Task Force Recommends Paid Sick Leave for Philly

Proposal "will make a significant and honorable contribution to our quality of life."

Saying it would “make a significant and honorable contribution to our quality of life,” a task force today formally recommended to Mayor Michael Nutter that the city pass a bill requiring Philadelphia employers to offer paid sick leave to workers. (See the report below.)

The recommendation had been expected since Mayor Nutter reversed course over the summer — after vetoing two sick leave bills — and said he would support such a measure, pending a report from a task force on the topic.

“I do not want to put Philadelphia at a competitive disadvantage. However, our city’s economy continues to grow and is stronger than it has been in a long time,” Nutter said in a press release accompanying the task force report. “It was the right time for a comprehensive review of the likely impact of paid sick leave employees, businesses and the entire city.”

The task force recommends:

• That businesses with 15 or more employees be required to offer paid sick leave to employees.

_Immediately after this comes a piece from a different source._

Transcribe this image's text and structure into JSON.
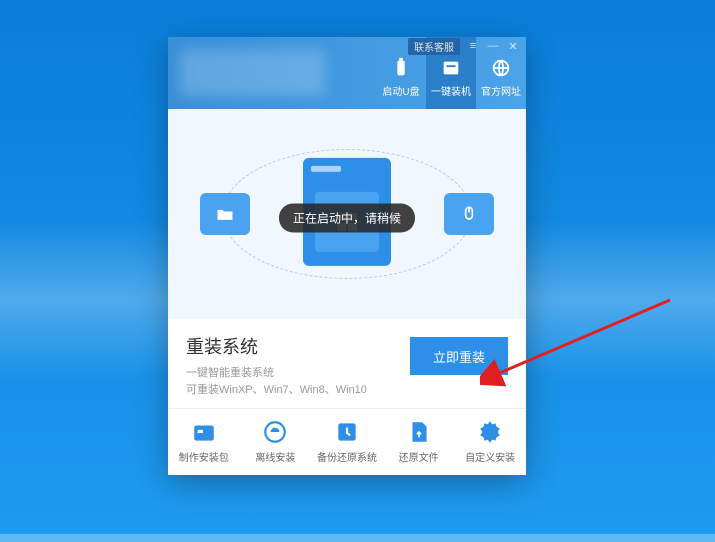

• That businesses with fewer than 15 employees be required to let workers take unpaid sick leave — allowing them to at least recuperate without fear of losing a job, while limiting the financial costs to small-business owners.

• In either case, workers would accrue one hour of sick leave for every 40 hours worked, and collect up to 40 hours of sick leave during any rolling 12-month period.

A whole list of employees were exempted from the recommendations, including state and federal workers, seasonal workers, employees already covered by collective bargaining agreements, and a few others.

“These recommendations are presented with the full understanding there is no perfect plan and no possibility of unanimity in a city as diverse as Philadelphia,” wrote task force co-chairs Dan Calista and Natalie Levkovich.

Mayor  Nutter did not indicate a timeline for reviewing the recommendation and turning it into law.